• The way things change: When judging a dog that is obviously frightened, judges are used to hearing, "She was just jumped by another dog on the way to the ring," or "The judge last week was very hard on her." Today we hear, "It's a COVID puppy, and there have been no classes to work on her training."
• Newbies: DON'T LISTEN TO ALL THE NEGATIVE BS. Remember, the people spreading all this noise are still there. Don't let them define you or your dog. WE DECIDE WHO WE ARE AND WHO WE WANT TO BE. Accept your own responsibility. Study the judges and their choices OBJECTIVELY. Keep your own book on which judges you want to show to again. One of my very successful friends has said that it takes at least 25 or more shows for a handler and dog to work together. For many breeds it could be double that.
• Do you want your dog to look like she has good shoulders? Then why would you stand in front of her, holding the bait up high so she is looking up – which makes her look like she has a short neck and rough shoulders?
• Learn and practice how to show the bite. Too many people either cover the dog's nose (breathing) or almost stick a finger in the dog's eye.
• Watch the judge's procedure before it is your turn so you don't have to ask where he wants you to move your dog after he has been doing the same thing all day.
• Just curious: How are there so many big-winning dogs with bad bites? I understand that a bad bite is just one fault, but for many breeds it is a significant one. I can see a very good, typey dog with a bad bite being able to finish a championship or even occasionally a place in a group, but to be a very highly ranked, Best in Show dog ...?

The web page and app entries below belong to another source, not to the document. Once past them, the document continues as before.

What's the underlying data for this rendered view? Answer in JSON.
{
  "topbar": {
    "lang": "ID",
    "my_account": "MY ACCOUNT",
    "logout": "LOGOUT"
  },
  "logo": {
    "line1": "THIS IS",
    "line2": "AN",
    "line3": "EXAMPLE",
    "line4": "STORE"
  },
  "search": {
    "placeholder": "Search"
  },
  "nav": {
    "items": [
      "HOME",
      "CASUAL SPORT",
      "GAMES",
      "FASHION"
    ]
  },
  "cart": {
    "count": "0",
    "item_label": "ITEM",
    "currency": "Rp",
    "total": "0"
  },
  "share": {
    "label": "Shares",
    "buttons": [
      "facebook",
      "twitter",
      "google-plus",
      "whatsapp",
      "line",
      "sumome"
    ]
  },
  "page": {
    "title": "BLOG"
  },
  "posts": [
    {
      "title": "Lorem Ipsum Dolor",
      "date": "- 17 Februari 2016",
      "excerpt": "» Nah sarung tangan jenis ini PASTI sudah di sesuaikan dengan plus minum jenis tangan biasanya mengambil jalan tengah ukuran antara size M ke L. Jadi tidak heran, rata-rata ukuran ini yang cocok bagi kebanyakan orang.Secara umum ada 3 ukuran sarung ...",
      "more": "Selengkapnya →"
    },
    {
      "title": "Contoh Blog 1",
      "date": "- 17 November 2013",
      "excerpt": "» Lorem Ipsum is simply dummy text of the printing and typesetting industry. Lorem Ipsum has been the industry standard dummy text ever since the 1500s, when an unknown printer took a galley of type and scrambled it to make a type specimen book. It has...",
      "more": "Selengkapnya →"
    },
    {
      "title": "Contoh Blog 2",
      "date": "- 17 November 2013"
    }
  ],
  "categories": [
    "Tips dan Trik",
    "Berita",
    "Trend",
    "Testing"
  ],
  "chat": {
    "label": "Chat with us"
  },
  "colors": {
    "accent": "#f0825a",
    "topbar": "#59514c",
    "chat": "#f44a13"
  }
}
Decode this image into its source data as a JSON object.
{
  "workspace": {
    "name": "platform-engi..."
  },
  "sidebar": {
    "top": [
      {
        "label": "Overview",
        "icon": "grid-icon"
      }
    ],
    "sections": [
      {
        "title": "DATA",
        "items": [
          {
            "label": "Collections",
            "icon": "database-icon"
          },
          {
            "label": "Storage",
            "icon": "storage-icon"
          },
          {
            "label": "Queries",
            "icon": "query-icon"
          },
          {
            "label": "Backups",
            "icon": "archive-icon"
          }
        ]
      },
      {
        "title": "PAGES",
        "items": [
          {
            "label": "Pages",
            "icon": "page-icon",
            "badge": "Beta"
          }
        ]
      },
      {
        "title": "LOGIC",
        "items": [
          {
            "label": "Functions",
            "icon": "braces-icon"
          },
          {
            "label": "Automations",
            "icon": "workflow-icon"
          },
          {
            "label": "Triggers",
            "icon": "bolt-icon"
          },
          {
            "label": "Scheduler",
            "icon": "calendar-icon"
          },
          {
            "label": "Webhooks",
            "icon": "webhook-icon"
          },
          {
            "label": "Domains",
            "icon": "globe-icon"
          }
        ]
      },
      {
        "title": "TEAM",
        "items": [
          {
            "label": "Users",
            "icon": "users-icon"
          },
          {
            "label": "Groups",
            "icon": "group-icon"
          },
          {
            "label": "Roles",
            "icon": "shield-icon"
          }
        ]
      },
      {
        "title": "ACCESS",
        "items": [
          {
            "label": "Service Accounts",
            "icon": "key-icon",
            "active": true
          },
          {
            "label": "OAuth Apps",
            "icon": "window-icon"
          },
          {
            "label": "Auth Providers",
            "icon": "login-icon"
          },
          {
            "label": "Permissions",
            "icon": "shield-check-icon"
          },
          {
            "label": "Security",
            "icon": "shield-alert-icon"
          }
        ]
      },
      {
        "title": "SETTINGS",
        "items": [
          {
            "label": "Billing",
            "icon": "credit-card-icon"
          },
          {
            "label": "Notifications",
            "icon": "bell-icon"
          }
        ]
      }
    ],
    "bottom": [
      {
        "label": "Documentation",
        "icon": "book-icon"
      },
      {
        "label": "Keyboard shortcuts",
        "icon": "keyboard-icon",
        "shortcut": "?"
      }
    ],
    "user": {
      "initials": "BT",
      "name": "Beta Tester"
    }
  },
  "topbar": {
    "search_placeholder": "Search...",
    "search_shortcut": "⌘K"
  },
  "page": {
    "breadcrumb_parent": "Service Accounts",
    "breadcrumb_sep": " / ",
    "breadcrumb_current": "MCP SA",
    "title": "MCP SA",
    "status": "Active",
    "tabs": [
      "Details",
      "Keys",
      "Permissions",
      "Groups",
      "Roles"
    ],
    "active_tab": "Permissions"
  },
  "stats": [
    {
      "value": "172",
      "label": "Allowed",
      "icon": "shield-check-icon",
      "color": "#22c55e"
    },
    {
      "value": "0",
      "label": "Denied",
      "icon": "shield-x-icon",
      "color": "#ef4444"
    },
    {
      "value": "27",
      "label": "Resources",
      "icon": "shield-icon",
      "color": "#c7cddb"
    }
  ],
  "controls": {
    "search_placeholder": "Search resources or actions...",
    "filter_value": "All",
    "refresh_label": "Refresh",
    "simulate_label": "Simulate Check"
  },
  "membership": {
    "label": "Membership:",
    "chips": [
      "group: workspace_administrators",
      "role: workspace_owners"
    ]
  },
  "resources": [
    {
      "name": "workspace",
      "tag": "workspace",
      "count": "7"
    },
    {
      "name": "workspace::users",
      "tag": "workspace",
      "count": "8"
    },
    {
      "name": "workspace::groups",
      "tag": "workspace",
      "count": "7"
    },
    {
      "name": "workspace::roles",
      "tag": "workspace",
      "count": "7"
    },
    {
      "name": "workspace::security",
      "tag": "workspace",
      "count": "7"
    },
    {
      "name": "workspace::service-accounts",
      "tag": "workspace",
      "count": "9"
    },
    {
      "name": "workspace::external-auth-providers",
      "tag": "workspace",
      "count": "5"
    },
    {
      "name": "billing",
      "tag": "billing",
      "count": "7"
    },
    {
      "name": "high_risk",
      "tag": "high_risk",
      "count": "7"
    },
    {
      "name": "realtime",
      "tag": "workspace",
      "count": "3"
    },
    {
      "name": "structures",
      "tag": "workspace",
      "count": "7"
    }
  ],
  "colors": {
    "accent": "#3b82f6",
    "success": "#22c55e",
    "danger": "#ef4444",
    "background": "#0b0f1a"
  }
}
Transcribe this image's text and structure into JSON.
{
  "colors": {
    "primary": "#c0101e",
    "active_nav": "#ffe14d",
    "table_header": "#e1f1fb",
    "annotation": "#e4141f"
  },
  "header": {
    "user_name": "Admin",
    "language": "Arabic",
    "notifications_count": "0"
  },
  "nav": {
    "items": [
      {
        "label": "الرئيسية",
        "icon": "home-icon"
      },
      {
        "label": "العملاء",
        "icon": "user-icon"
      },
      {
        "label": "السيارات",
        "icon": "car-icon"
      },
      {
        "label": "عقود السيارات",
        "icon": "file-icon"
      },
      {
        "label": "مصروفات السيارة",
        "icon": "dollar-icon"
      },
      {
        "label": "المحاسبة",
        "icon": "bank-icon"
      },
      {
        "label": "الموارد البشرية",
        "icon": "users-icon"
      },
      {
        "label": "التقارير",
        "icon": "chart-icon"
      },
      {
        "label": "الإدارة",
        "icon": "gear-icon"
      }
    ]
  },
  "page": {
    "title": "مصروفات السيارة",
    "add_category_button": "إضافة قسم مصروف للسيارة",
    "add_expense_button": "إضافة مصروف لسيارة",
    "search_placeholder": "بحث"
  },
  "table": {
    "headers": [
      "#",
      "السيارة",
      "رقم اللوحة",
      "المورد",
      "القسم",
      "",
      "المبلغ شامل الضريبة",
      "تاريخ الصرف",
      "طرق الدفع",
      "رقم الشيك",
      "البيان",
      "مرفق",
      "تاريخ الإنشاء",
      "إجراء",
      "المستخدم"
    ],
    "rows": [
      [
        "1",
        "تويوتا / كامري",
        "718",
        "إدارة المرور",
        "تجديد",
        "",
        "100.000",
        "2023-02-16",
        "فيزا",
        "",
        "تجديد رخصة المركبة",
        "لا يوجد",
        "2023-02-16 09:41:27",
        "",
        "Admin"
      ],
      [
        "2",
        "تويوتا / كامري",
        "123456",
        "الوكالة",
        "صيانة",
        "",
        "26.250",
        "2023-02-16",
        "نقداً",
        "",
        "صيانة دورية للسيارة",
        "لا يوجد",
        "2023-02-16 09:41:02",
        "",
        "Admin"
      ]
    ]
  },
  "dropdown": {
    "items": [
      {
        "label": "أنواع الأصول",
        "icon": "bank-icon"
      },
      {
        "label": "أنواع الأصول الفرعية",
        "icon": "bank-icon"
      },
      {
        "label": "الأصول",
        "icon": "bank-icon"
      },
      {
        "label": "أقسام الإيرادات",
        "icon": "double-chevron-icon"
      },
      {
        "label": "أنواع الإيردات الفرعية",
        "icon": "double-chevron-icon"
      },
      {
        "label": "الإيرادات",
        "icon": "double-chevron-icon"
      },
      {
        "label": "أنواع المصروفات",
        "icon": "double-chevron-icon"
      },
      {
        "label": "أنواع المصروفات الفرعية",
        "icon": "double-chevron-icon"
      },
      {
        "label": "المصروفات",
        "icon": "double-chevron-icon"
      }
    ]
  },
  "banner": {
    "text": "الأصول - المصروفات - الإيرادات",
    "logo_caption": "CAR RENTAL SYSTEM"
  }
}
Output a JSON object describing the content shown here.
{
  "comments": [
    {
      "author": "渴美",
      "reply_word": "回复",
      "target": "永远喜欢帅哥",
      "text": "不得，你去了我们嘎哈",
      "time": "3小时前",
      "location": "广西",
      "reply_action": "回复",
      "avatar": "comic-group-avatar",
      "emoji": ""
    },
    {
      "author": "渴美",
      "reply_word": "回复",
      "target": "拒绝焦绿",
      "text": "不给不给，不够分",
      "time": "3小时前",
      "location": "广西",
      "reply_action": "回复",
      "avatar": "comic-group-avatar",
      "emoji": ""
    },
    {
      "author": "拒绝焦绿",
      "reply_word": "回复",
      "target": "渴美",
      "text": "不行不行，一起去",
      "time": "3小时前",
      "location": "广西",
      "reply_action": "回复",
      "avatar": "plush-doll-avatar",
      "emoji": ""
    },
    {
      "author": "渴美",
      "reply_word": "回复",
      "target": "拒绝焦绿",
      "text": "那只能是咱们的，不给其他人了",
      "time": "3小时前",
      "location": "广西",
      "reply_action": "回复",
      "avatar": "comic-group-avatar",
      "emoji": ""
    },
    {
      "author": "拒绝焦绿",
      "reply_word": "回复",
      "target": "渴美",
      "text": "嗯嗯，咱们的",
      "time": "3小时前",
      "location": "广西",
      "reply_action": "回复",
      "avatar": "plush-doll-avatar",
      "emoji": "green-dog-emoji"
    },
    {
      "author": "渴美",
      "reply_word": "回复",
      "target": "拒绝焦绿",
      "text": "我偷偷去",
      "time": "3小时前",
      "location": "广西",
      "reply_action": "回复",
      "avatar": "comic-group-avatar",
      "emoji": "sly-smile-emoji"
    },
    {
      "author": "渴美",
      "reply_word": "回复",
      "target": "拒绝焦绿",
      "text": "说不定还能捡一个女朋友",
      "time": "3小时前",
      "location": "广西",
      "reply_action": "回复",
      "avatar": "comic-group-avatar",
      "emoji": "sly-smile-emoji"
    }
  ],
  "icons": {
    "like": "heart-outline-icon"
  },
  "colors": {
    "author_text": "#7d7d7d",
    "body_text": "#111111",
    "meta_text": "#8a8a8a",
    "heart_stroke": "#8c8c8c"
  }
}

So my final advice is to enjoy the journey, remember what dog shows are really about, and share the community with others (when the pandemic is over). Don't let others determine your passion – let your passion determine you.
What do you think?